On Thursday, November 12th, Cato hosts its 33rd Annual Monetary Conference. This year's conference theme is "Rethinking Monetary Policy." I will be presenting a paper on "Monetary Policy: The Knowledge Problem."
The knowledge problem in conducting monetary policy, or any other government policy, is that the required knowledge is simply not available to policymakers. The knowledge is not available in any one place, nor can it be assembled in a form that would enable policymakers to formulate an "optimal" policy.
My paper focuses on Friedrich Hayek because he first formulated the knowledge problem.

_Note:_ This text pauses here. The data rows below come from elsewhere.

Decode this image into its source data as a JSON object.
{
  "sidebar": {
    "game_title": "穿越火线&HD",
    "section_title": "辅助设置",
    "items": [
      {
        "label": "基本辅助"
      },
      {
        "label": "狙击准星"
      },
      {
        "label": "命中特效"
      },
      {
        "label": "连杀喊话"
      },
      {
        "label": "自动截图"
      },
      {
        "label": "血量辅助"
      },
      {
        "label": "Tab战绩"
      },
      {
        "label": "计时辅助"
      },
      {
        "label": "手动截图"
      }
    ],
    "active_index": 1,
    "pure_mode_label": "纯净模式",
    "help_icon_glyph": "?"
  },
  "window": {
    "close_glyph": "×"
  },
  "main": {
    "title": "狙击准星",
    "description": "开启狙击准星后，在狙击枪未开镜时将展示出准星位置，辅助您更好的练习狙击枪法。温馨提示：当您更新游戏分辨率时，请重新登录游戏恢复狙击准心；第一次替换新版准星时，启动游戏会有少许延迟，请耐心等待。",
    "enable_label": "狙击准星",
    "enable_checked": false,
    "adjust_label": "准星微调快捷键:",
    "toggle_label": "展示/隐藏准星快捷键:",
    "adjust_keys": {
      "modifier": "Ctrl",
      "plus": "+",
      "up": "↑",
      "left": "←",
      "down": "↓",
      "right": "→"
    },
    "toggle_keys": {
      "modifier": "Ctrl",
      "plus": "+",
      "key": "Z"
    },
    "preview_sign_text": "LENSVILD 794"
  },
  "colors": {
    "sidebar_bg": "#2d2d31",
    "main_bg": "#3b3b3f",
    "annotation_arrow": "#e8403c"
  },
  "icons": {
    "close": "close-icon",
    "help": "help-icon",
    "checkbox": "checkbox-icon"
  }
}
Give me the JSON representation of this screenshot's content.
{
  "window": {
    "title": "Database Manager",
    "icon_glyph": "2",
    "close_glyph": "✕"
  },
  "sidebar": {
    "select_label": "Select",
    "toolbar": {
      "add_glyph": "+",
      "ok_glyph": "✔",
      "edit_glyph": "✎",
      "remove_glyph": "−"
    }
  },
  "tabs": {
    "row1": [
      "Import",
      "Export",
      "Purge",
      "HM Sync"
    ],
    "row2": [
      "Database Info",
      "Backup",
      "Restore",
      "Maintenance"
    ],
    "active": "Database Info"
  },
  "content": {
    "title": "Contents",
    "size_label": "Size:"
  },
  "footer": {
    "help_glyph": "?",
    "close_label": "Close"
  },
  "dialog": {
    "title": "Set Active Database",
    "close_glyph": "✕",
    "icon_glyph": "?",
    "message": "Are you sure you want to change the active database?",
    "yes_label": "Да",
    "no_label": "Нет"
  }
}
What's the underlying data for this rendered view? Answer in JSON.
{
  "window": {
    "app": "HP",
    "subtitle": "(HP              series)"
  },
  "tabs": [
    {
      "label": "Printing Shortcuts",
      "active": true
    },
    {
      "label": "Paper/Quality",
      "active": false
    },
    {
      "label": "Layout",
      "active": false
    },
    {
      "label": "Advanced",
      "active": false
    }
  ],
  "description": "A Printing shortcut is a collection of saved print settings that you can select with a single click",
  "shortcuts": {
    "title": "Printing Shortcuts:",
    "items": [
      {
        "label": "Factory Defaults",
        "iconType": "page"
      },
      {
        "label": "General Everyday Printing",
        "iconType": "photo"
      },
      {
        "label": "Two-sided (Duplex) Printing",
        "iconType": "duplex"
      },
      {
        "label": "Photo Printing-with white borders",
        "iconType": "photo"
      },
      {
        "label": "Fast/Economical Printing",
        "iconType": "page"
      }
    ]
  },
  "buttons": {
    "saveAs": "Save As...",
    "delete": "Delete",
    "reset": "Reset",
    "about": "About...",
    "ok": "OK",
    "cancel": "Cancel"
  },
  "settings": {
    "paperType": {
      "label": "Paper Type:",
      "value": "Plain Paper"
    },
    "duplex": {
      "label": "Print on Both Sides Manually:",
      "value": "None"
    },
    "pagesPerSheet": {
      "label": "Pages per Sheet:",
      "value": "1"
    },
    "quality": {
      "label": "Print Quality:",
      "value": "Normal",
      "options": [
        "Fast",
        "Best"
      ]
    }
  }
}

He argued that knowledge is inherently dispersed and localized across the population of economic agents. It is not possible to assemble the totality of knowledge existing in society in any one mind or place. Moreover, what the totality of individuals knows far exceeds what any policymaker can know, no matter his expertise and wisdom.
In order to formulate an optimal policy, a monetary authority must predict how alternative policy actions will affect the plans of millions of people. That information is unavailable. Assuming it exists in an economic model doesn't make it so.
It is the conceit of central bankers (or at least most) that they can acquire the knowledge needed to conduct optimal monetary policy. In his Nobel Prize lecture, Hayek called that "The Pretence of Knowledge."
In my paper, I also detail Milton Friedman's contribution to the knowledge problem in monetary policy. That contribution has been under-appreciated in the literature.
Some problems cannot be solved. The knowledge problem is one such. But it can be mitigated, and I conclude my paper by discussing how that might happen. I suggest, as did Hayek and Friedman, that a monetary rule works best.
(If you would like to see O'Driscoll present his paper at the November 12th monetary conference, you can register here. With several central bankers on the distinguished line up, including St. Louis Fed President James Bullard, Richmond Fed President Jeffrey Lacker, and Bank of Mexico Deputy Governor Manuel Sánchez, this year's conference is a particularly interesting place to discuss the knowledge problem in the context of central banking. If you cannot attend, the conference papers will appear in a forthcoming edition of the Cato Journal. — Ed.)